A court is a place where justice is administered. It is a tribunal duly constituted for the hearing and determination of cases, and a session of a judicial assembly. The courts are here to settle disputes between parties. The purpose for the courts is to hear the defendant’s cases and either rule to dismiss or sentence the defendant to some type of punishment. The defendant is given a chance to plead guilty, not guilty, or no contest. If the defendant pleads guilty during their arraignment the judge may sentence them at that time or schedule them for sentencing. If they plead not guilty than their case is scheduled for a trial, depending on what charges are filed by the Prosecuting Attorney or District Attorney. During a trial officers, medical specialist, forensic experts, and witnesses may be subpoenaed. At this time the judge will hear both sides of the opposing counsel. The judge and jury are the fact finders. The jury will deliberate and come back to court with a decision. At this time the judge will read their decision and is the one who determines the law.
At the sentencing the judge will make the final decision. If a defendant pleas no contest than they leave it up to the judge to choose what punishment or sentencing is given for that person. No matter what that defendant pleas during the arraignment they do give the option to come clean or fight their case in a trial. The judicial system in the United States is made up of two different court systems: the federal court system and the state court systems. Each court system is responsible for hearing certain types of cases, neither is completely independent of the other. The systems often interact with one another. Solving legal disputes and vindicating legal rights are key goals of both court systems. The main purpose of the dual court system refers to a sharing of powers between the national government and the state government. The Constitution gives certain powers to the federal government and reserves the rest for the states. Both the federal and state governments need their own court systems to apply and interpret their laws.
The federal court system deals with the issues of law relating to those powers granted to the U.S. Constitution, while the state court system deal with issues of law relating to those matters that the U.S. Constitution did not give to the federal government or explicitly deny to the states. Article Three of the United States Constitution stated that “the judicial Power of the United States, shall be vested in one supreme Court, and in such inferior Courts as the Congress may from time to time ordain and establish.” (Kelly, 2013) At this time the Judiciary Act of 1789 was newly created by Congress. This act stated that it would consist of a Chief Justice, and five Associate Justices, and they would all meet in the nation’s capital. The justices who would serve on this Supreme Court would be appointed by the president of the United States. The Judiciary Act of 1789 stated that jurisdiction of the Supreme Court would include the appellate jurisdiction in larger civil cases and cases in which state courts ruled on federal statue. At this time, the Supreme Court justices were required to serve on the United States circuit courts up until 1891, they did away the right of automatic appeal.

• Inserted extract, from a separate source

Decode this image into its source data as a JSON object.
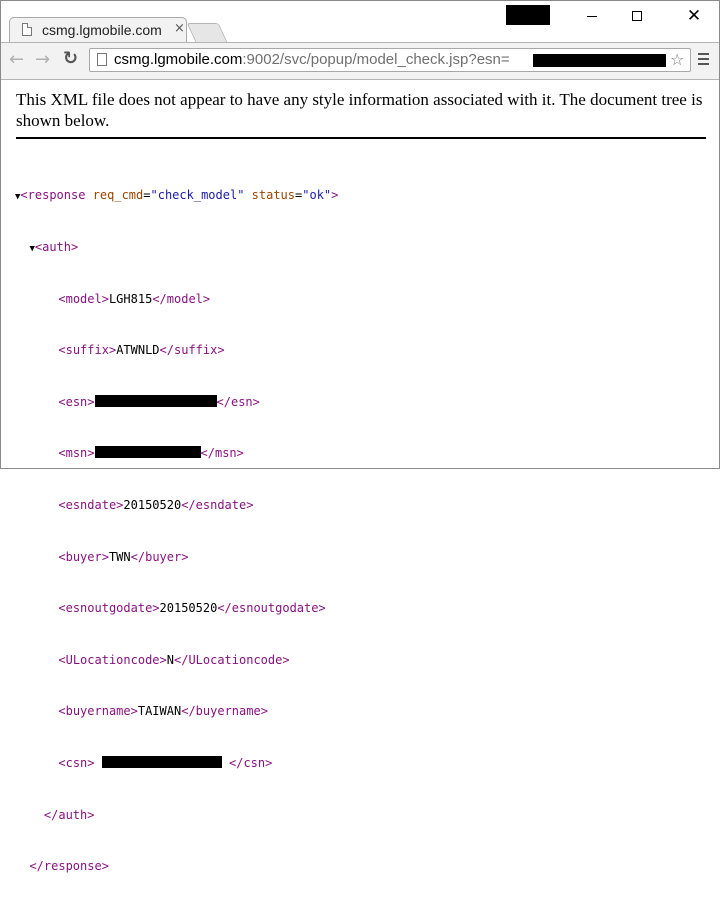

The Supreme Court is the highest court in the land. As the United States grew, the number of circuit courts and the number of Supreme Courts justices grew to ensure that there was one justice for each circuit court. As the new states arose, new district courts were created in them and in some cases additional district courts were added in larger states. Also judges were required to live in their district, most of them spent their time on their circuit court duties than their district court duties. The president also created a district attorney in each district as well. The roles of our criminal justice system in the U.S. serves three primary purposes. “The criminal justice system exists to investigate, prosecute and punish crimes.” (Broemmel, 1999) In the federal system, and each state two codes are abided by. One is the code of criminal law and two is the code of the criminal justice system.
They both are codes of criminal law and procedure. A code of criminal law establishes what constitutes crimes in certain jurisdictions. A code of criminal procedure establishes the manner in which an alleged criminal offender is prosecuted for a crime and sentenced to a punishment if convicted. In conclusion there are many channels that the criminal justice system goes through. These channels are basically called the checks and balances system for the courts. Over the years they have grown and as of today they are still continuing to grow, and are coming up with new laws and procedures every day. This is a never ending challenge to today’s society and the criminal justice courts.
Broemmel, M. (1999-2013). The role of the Criminal Justice System. Retrieved from http://www.ehow.com/about_6122501_role-criminal-justice-systems.html Kelly, M. (2013). Early Development of the United States Court System. Retrieved from http://americanhistory.about.com/od/judicialbranch/a/Early-Development-Of-The-United-States-Court-System.htm?r=et Schmalleger, S. L., & Worrall, F. J. (2011). Courts and criminal justice in America (1st edition). : Pearson.